It has alleged that National Prosecuting Authority (NPA) declined to prosecute President Jacob Zuma’s son Duduzane Zuma for his involvement in a car crash in 2014.
This comes despite a ruling by a magistrate that Duduzane was responsible.
According to the Business Day, the NPA made the decision eight months after Randburg Magistrate Lalitha Chetty found, during an inquest, that Zuma had been driving negligently.
This was revealed in leaked emails, which show that the NPA decided not to criminally prosecute Duduzane.
Two woman died after the taxi they were traveling in collided with his high-powered Posrche on the M1 in Johannesburg.

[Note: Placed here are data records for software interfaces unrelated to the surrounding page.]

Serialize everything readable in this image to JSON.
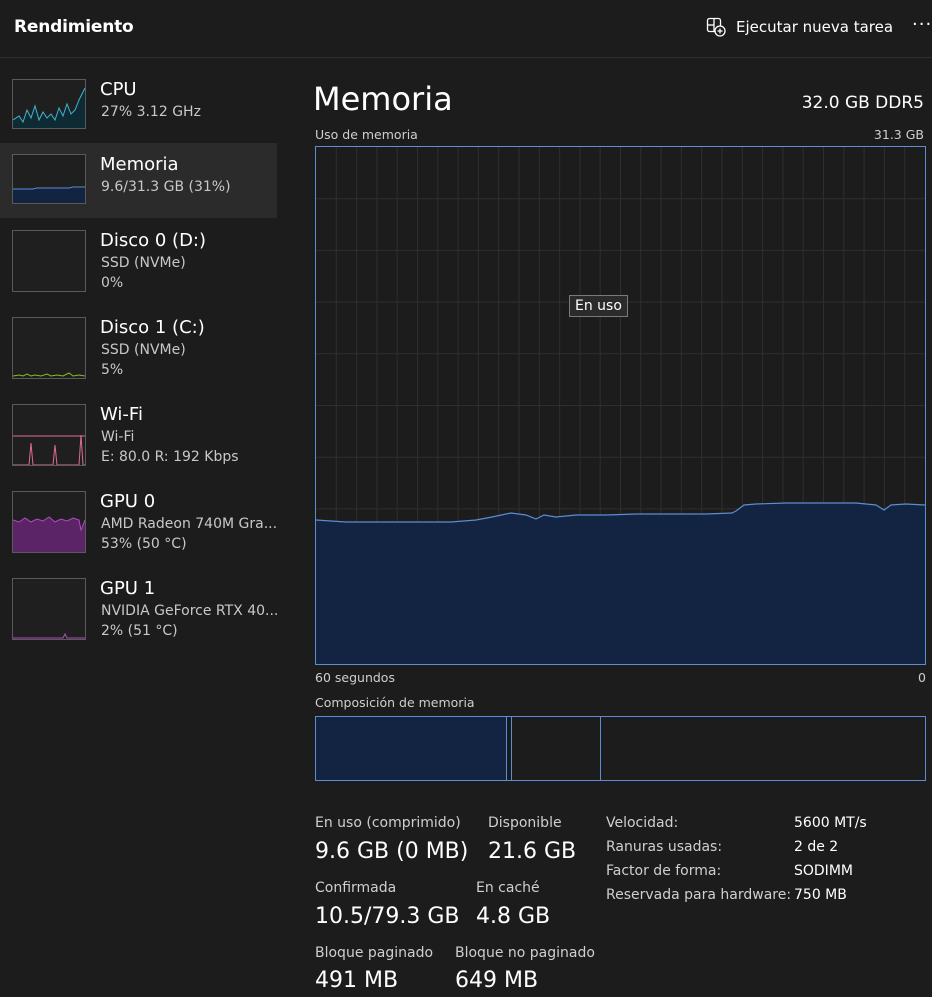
{
  "header": {
    "title": "Rendimiento",
    "run_task_label": "Ejecutar nueva tarea",
    "more_label": "···"
  },
  "sidebar": {
    "items": [
      {
        "title": "CPU",
        "line1": "27%  3.12 GHz",
        "line2": ""
      },
      {
        "title": "Memoria",
        "line1": "9.6/31.3 GB (31%)",
        "line2": ""
      },
      {
        "title": "Disco 0 (D:)",
        "line1": "SSD (NVMe)",
        "line2": "0%"
      },
      {
        "title": "Disco 1 (C:)",
        "line1": "SSD (NVMe)",
        "line2": "5%"
      },
      {
        "title": "Wi-Fi",
        "line1": "Wi-Fi",
        "line2": "E: 80.0  R: 192 Kbps"
      },
      {
        "title": "GPU 0",
        "line1": "AMD Radeon 740M Gra...",
        "line2": "53%  (50 °C)"
      },
      {
        "title": "GPU 1",
        "line1": "NVIDIA GeForce RTX 40...",
        "line2": "2%  (51 °C)"
      }
    ]
  },
  "main": {
    "title": "Memoria",
    "spec": "32.0 GB DDR5",
    "graph_label": "Uso de memoria",
    "graph_max": "31.3 GB",
    "tooltip": "En uso",
    "axis_left": "60 segundos",
    "axis_right": "0",
    "composition_label": "Composición de memoria",
    "stats": {
      "in_use_label": "En uso (comprimido)",
      "in_use_value": "9.6 GB (0 MB)",
      "available_label": "Disponible",
      "available_value": "21.6 GB",
      "committed_label": "Confirmada",
      "committed_value": "10.5/79.3 GB",
      "cached_label": "En caché",
      "cached_value": "4.8 GB",
      "paged_label": "Bloque paginado",
      "paged_value": "491 MB",
      "nonpaged_label": "Bloque no paginado",
      "nonpaged_value": "649 MB"
    },
    "details": [
      {
        "label": "Velocidad:",
        "value": "5600 MT/s"
      },
      {
        "label": "Ranuras usadas:",
        "value": "2 de 2"
      },
      {
        "label": "Factor de forma:",
        "value": "SODIMM"
      },
      {
        "label": "Reservada para hardware:",
        "value": "750 MB"
      }
    ]
  },
  "colors": {
    "background": "#1c1c1c",
    "memory_accent": "#5b8dd0",
    "memory_fill": "#132342",
    "cpu_accent": "#3fb5d6",
    "disk_accent": "#7fc31f",
    "wifi_accent": "#e06a9a",
    "gpu_accent": "#b24bc0"
  }
}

Phumzile Dube died on the scene and Jeanette Mashaba later died of natural causes in the hospital.
Meanwhile, criminal law expert Advocate Mannie Witz says Dube's family has two options for legal recourse.
He explains that the family can either take the matter up with National Director of Public Prosecutions (NDPP) Advocate Shaun Abrahams or conduct a private prosecution.
The family have the right to see NDPP Shaun Abrahams or one of his representatives for them to reconsider this decision.— Advocate Mannie Witz, criminal law expert
Alternatively, they can do a private prosecution. They'll get a certificate from the NDPP saying they declined to prosecute. After lodging a deposit at the local magistrate court within three months, they can bring a private prosecution.— Advocate Mannie Witz, criminal law expert
Witz advises that a private prosecution will not affect the families civil lawsuit.
Take a listen to Advocate Mannie Witz explain:
This article first appeared on CapeTalk : Still recourse for family after NPA leave Zuma's son scot-free for fatal crash